Alternate title: my take on Philip Pullman’s His Dark Materials trilogy.
Book 1: The Golden Compass, Italian version by Marina Astrologo and Alfredo Tutino, 354 pages
Book 2: The Subtle Knife, Italian version by Alfredo Tutino, 292 pages
Book 3: The Amber Spyglass, Italian version by Francesco Bruno, 454 pages
All three: as published by Salani, hardcover edition.
Before everything else, I have to point out two things. One, I am a believer. Two, I knew what I was going into.
You see, I had first read The Golden Compass sometime around 1997. I could still remember the general storyline, but it impressed me so little it took me 4 years to get to book 2. The Subtle Knife I could only recall a couple of scenes from, and it impressed me even less. I had that nagging feeling you get when you miss the end of a movie or a story, but I never really intended to go back to it. Until now, 10 years later, The Golden Compass came up when I was looking for books set in Norway (which it isn’t, BTW) (but we are going there to look for Northern Lights, so it made sense, in a way), and I had the chance to get all three of them from the library and the time to read them back to back.
So now. So now I am all angry and sad about these books.
I’m sad, because it’s clear that nothing of the true message of God and the Church ever reached the author, even when he was being educated as a Christian. Because most of the message he is conveying — i.e. that humans should build everything that is good, and be “all those difficult things like cheerful and kind and curious and patient”, to create “the Republic of Heaven” in this world — is not so different from what my faith tells me. Except, of course, that the motive behind all that will be different if you believe in God. I’m sad whenever I meet people who are told (and grow up to tell others) that God is a mean and tyrannical being asking you to renounce everything that there is to enjoy in the world. Because that’s definitely not the God I know: the God that created all that is good for us and gave it to us.

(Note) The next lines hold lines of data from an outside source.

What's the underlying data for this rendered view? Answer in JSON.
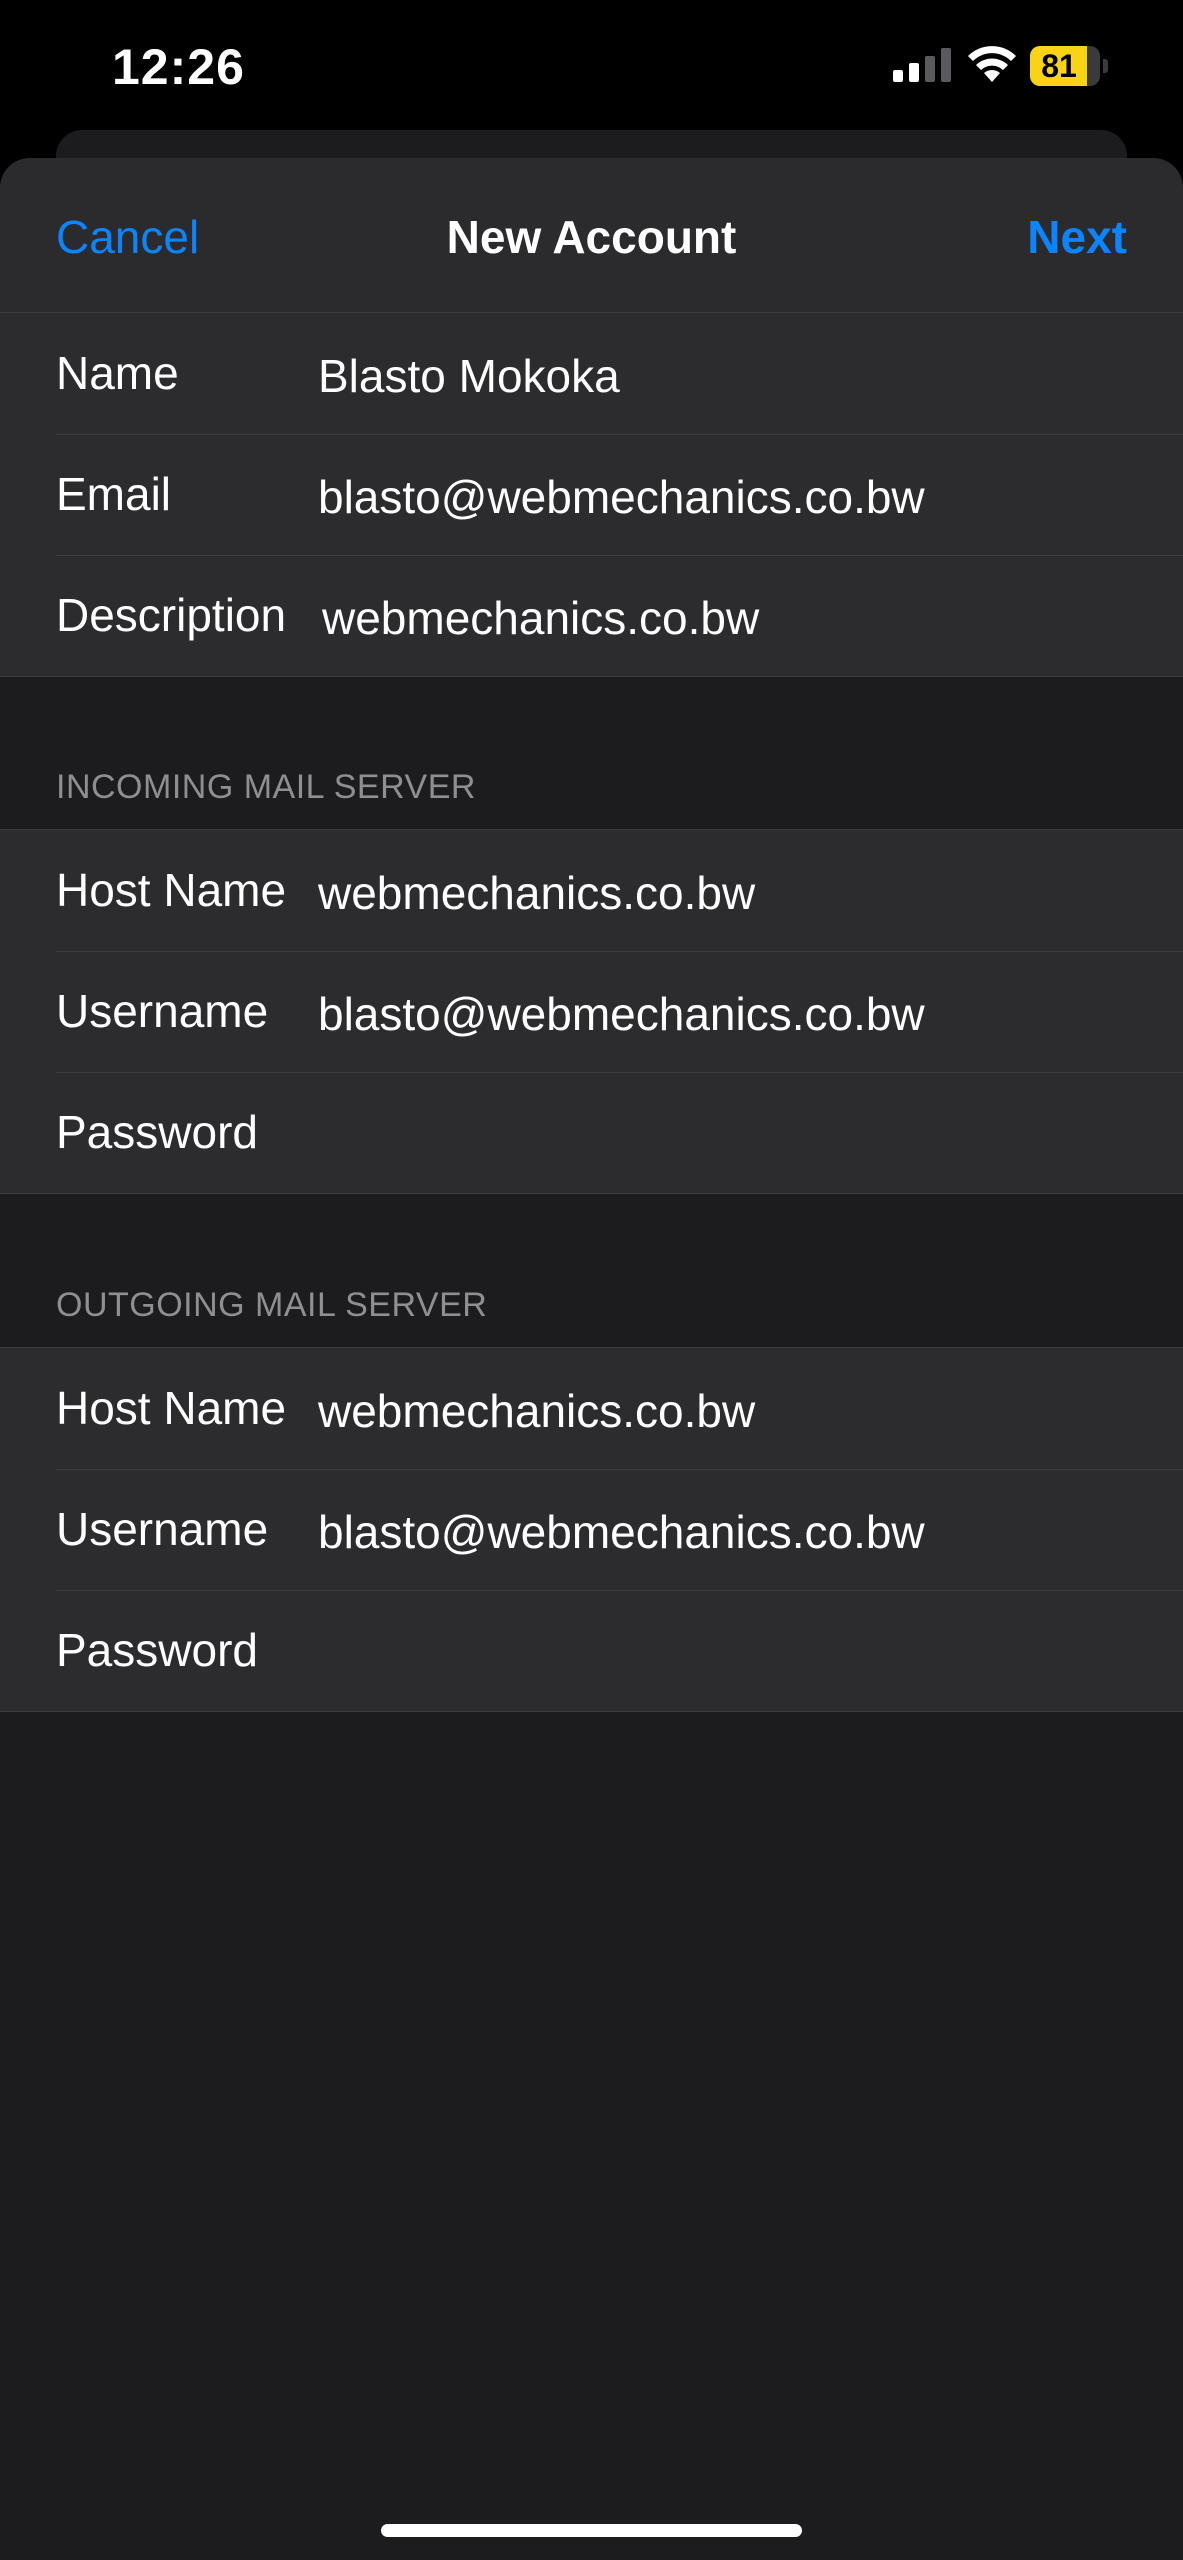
{
  "status_bar": {
    "time": "12:26",
    "battery_percent": "81",
    "battery_level": 0.81,
    "signal_bars_active": 2,
    "signal_bars_total": 4,
    "icons": [
      "signal-icon",
      "wifi-icon",
      "battery-icon"
    ]
  },
  "nav": {
    "cancel_label": "Cancel",
    "title": "New Account",
    "next_label": "Next"
  },
  "account": {
    "name_label": "Name",
    "name_value": "Blasto Mokoka",
    "email_label": "Email",
    "email_value": "blasto@webmechanics.co.bw",
    "description_label": "Description",
    "description_value": "webmechanics.co.bw"
  },
  "incoming": {
    "header": "INCOMING MAIL SERVER",
    "host_label": "Host Name",
    "host_value": "webmechanics.co.bw",
    "username_label": "Username",
    "username_value": "blasto@webmechanics.co.bw",
    "password_label": "Password",
    "password_value": ""
  },
  "outgoing": {
    "header": "OUTGOING MAIL SERVER",
    "host_label": "Host Name",
    "host_value": "webmechanics.co.bw",
    "username_label": "Username",
    "username_value": "blasto@webmechanics.co.bw",
    "password_label": "Password",
    "password_value": ""
  },
  "colors": {
    "accent": "#0a84ff",
    "battery": "#f9d316",
    "background": "#1c1c1e",
    "cell": "#2c2c2e",
    "secondary_text": "#8e8e93"
  }
}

And I’m angry, because any theme you want to write about, you have to read up on and know well, but when the theme is the Church it seems that everyone can write whatever they like, no matter how bad. And I’m particularly angry that this is marketed as a children book, and as a fantasy book, and many will read it completely unprepared, not expecting to be thinking about what they believe. I do understand the author has a message to convey, but I feel he is doing so unfairly.
I’m not being disingenuous. I know well that there are atheists and agnostics in this world, and of course everyone is free to believe in what they like. And I know the Church has been wrong and tyrannical and dangerous. But it has also been loving, and saint, and full of Grace, and it’s not right to point out the one aspect and fully misunderstand or misrepresent the other. And because everyone is free to believe in what they like, we should all start by respecting other people’s beliefs.
And I’m sorry about all this, because Pullman is clearly a good storyteller, he created a believable story and (many) believable words. Even without all the theological implications, I found these less than stellar, but still good, readable, enjoyable. I’m glad I finally read the last part of the story. Too bad I feel that the whole work is unfair and disrespectful.